News focus – Enabling Indonesians to survive era of disruption by Rahmad Nasution

Bogor, W Java, (ANTARA News) – Information technology has been growing at tremendous speed over the past few decades, resulting in changes in various parts of the world.

Like many other countries, Indonesia can neither get rid of the impact of this fast-growing digital technology on the lives of its people and industries.

The presence of this digital technology has, indeed, disrupted the lives of lots of Indonesians and businesses in the country.

However, instead of opposing the changes, many people and industries in the country attempt to get familiar with the changes to enable them to survive the era of disruption.

Nowadays, instead of paying the toll charges in cash, drivers are obliged to use electronic money at any time for paying toll fees at the exit gates.

Over the past year, the central government has imposed the policy on the use of electronic money for paying toll charges on all highways across Indonesia.

The presence of online travel agents and online shops has also been accepted. More and more Indonesians look more comfortable with their services.

These information technology-related changes do not just make the peoples lives look more efficient. They also threaten certain peoples jobs.

The introduction of electronic tolling in the country has significantly reduced the number of toll collectors because their jobs have been replaced by digital machines.

The industries that fail to conduct a self-disruption may become what Indonesias top management expert Renald Kasali calls “zombie companies” (2018:16).

Renald Kasali has elaborated the disruption phenomenon and how Indonesias publicly listed coal miner, Adaro Energy Tbk, survives the era of disruption in his new book.

The title of the book, launched in July 2018, is “Self Disruption: How Does Adaro Exit From the Traps of the Past and Disrupt Itself to become a Healthier Company?”

Amid the real challenges of the era of disruption, the quality of Indonesias human resources varies. As the worlds fourth most populous country, it has yet to be able to put itself into the list of the worlds most literate nations.

John W.Millers study (CCSU, 2016) shows that the top 10 most literate nations are Finland, Norway, Iceland, Denmark, Sweden, Switzerland, the United States of America, Germany, Latvia, and the Netherlands.

The study of Miller, noted researcher of the Central Connecticut State University, further revealed that Indonesia ranked 60th out of 61 countries. Its rank was just better than that of Botswana but it was far left behind by Singapore (36) and Malaysia (53).

His study synthesized “literacy achievement tests (Progress in International Reading Literacy Study and Programme for International Student Assessment) and literate behavior characteristics (population, newspapers, libraries, years of schooling)” (2016).

Miller argued that a nations literate behaviors contribute to its success and failure in dealing with the demands of the worlds knowledge-based economics.

This hurdle has actually been well responded by the central government by campaigning the importance of the 4th Industrial Revolution (4-IR).

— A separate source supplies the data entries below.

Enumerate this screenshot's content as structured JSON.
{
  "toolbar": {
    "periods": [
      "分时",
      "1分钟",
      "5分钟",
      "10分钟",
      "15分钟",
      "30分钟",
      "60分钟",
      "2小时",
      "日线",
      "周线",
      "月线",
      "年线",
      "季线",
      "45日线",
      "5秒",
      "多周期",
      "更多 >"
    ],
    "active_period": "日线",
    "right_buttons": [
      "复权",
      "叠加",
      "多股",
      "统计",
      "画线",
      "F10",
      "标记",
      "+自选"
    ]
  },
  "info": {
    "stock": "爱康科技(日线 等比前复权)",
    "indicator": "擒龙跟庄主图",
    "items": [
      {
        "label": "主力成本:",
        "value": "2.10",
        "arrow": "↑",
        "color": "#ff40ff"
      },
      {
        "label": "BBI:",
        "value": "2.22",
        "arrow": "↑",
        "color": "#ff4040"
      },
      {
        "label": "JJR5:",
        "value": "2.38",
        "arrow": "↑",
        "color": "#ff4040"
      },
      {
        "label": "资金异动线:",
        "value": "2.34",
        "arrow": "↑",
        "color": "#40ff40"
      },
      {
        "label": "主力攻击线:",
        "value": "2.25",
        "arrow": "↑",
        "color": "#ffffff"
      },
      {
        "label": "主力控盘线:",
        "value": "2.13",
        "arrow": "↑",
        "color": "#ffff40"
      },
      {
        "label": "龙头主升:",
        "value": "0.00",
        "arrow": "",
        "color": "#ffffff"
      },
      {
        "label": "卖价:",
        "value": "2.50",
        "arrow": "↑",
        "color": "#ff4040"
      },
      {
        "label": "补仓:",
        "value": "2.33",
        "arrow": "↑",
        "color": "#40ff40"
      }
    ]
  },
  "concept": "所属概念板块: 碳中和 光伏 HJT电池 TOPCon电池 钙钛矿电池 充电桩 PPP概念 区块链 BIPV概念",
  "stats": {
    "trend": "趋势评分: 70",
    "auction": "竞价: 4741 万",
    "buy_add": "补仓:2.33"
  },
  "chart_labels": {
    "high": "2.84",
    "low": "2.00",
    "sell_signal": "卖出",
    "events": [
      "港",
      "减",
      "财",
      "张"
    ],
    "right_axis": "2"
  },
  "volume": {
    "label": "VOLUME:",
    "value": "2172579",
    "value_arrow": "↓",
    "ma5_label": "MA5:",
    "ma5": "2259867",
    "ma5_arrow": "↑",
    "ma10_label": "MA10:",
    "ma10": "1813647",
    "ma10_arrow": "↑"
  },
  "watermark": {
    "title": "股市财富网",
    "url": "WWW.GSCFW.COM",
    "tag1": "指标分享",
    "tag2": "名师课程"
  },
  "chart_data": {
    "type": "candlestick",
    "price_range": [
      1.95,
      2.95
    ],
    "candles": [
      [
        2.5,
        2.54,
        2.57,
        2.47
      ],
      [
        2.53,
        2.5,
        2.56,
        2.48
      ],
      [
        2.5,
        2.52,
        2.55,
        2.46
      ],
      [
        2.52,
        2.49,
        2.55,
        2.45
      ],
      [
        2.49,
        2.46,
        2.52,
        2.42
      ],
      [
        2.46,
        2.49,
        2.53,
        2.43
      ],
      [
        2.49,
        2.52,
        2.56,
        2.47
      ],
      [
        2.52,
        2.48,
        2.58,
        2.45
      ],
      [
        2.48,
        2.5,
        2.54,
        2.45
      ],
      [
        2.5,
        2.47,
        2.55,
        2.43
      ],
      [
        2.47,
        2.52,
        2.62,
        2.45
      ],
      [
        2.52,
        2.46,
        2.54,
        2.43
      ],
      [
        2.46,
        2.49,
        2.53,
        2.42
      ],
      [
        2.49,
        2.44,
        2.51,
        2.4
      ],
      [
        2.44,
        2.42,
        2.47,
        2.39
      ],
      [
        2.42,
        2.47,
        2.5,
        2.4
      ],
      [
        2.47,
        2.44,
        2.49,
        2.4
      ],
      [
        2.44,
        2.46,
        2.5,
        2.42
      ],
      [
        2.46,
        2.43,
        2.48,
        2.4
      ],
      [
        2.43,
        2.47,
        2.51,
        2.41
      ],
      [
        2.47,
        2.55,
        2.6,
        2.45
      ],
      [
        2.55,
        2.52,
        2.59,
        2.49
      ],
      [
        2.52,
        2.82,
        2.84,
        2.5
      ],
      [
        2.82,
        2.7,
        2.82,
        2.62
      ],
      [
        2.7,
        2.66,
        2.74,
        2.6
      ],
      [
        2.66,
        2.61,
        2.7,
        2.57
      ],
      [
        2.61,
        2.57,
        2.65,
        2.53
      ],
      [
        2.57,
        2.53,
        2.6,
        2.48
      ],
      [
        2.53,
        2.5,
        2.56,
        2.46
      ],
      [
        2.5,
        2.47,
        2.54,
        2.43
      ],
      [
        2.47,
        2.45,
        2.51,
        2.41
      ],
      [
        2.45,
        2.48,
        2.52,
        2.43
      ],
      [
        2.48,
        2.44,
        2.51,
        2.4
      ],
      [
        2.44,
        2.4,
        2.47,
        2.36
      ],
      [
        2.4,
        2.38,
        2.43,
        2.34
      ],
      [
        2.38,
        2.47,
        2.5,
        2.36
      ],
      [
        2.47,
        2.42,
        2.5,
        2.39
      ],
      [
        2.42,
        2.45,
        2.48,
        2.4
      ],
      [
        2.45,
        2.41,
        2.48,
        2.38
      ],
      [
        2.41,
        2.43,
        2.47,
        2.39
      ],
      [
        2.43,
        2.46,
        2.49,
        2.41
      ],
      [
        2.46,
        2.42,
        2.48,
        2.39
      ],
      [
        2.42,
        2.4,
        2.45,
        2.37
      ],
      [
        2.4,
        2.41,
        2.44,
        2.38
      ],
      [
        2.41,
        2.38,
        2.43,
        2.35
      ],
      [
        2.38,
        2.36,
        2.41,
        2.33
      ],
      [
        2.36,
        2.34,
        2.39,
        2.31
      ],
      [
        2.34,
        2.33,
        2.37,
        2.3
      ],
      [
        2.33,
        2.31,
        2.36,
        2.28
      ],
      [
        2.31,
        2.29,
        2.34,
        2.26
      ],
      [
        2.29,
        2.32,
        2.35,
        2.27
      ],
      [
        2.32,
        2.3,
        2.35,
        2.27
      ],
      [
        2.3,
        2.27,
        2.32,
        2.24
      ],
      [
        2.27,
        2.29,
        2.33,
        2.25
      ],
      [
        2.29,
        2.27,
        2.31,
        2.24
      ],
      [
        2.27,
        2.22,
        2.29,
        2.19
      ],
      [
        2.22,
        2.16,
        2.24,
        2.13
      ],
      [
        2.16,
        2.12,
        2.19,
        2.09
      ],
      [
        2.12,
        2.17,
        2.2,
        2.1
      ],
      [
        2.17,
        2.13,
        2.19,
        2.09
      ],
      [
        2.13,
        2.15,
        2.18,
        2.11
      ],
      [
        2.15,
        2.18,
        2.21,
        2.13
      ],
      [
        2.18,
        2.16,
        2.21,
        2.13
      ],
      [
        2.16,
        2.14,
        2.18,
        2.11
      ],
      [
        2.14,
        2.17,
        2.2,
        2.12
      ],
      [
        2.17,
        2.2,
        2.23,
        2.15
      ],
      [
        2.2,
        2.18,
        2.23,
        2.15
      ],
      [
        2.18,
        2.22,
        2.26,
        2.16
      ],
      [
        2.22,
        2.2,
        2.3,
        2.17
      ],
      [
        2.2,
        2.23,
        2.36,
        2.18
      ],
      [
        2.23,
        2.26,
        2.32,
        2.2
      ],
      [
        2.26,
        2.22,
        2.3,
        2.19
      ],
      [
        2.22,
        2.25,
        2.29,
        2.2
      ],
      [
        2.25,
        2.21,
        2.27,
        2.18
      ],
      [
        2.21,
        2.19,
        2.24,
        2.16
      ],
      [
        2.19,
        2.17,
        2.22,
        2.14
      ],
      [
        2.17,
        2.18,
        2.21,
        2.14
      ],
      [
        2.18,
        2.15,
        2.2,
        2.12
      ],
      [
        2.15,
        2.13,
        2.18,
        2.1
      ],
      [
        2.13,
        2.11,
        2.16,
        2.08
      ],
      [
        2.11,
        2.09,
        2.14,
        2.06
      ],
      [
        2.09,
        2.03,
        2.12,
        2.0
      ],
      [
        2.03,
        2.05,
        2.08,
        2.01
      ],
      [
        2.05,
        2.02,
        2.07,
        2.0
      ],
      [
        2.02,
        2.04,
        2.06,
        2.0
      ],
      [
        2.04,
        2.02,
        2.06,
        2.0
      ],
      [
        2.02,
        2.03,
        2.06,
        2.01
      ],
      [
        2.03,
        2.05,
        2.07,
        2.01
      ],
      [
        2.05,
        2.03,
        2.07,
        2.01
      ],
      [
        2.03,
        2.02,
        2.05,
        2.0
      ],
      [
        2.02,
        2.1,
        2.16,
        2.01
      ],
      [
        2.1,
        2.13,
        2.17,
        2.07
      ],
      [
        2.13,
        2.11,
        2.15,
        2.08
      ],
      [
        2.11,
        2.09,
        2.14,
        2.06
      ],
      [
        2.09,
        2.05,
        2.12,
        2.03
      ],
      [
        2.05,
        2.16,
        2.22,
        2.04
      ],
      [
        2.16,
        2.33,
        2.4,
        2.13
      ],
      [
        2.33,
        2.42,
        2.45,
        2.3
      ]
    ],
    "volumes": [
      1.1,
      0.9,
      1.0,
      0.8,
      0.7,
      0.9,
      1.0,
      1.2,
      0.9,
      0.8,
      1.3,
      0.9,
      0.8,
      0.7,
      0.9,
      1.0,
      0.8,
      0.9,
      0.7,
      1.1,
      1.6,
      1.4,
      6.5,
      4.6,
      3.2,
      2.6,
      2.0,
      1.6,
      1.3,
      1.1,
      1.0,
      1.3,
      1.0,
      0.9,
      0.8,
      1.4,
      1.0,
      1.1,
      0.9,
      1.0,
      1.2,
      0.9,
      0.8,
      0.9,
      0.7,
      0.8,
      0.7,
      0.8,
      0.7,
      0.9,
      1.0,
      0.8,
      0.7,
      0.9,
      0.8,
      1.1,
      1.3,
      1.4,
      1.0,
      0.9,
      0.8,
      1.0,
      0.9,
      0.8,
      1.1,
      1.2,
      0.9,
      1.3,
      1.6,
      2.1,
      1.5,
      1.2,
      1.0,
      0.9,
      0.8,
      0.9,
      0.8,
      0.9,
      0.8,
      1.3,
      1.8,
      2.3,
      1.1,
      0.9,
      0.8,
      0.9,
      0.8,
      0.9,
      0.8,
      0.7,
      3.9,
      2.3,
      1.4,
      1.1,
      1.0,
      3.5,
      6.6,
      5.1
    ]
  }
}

Minister for Research, Technology and Higher Education Mohamad Nasir has repeatedly launched an awareness campaign on the 4-RI at universities across the archipelago.

Many companies in the country also take part in empowering the people through their corporate social responsibility (CSR) program.

Last July, Adaro Energy Tbk, for example, had even announced its CSR program with a total worth of Rp1.1 trillion (US$1 = Rp14,820) by focusing on community empowerment to help Indonesians survive the era of disruption.

The CSR program was launched by Adaro Energys President Director Garibaldi “Boy” Thohir, along with representatives of four foundations run by founders of the company, at a ceremony marking the 10th anniversary of the coal miners initial public offering.

Finance Minister Sri Mulyani Indrawati witnessed the launching of the “Adaros Torch of Knowledge” CSR program at the ceremony attended by business people, influential journalists, and the University of Indonesias top management expert Renald Kasali.

“We remain committed to empower community members through education, because we do believe that education is a determining factor to enable Indonesia to become a developed nation,” Thohir remarked.

Education plays a very strategic role in building a strong and well-developed nation, because a great success in cementing the basic foundations of good education, including character education, will enable the country to have excellent human resources.

“Having good human resources is a valuable asset for building our nation. We do it for a brighter Indonesia,” he noted, adding that the presence of well-educated and skilled Indonesians is important to make them survive the era of disruption.

In connection with its CSR programs, Adaro Energys official website revealed that it would provide scholarships and mobile libraries.

For Najwa Shihab, popular television journalist and host of the weekly talk show Mata Najwa (Najwas Eyes), the availability of excellent libraries is very important because they will help the people become lifelong learners.

“The easiest way to become a lifelong learner is reading books,” said the ambassador of the Republic of Indonesias National Library with a mission to promote literacy campaigns for improving reading habits and interests among Indonesians.

“If we talk about literacy, it means that we are talking about endeavors to create a smart nation in the future,” Najwa Shihab

Source: ANTARA News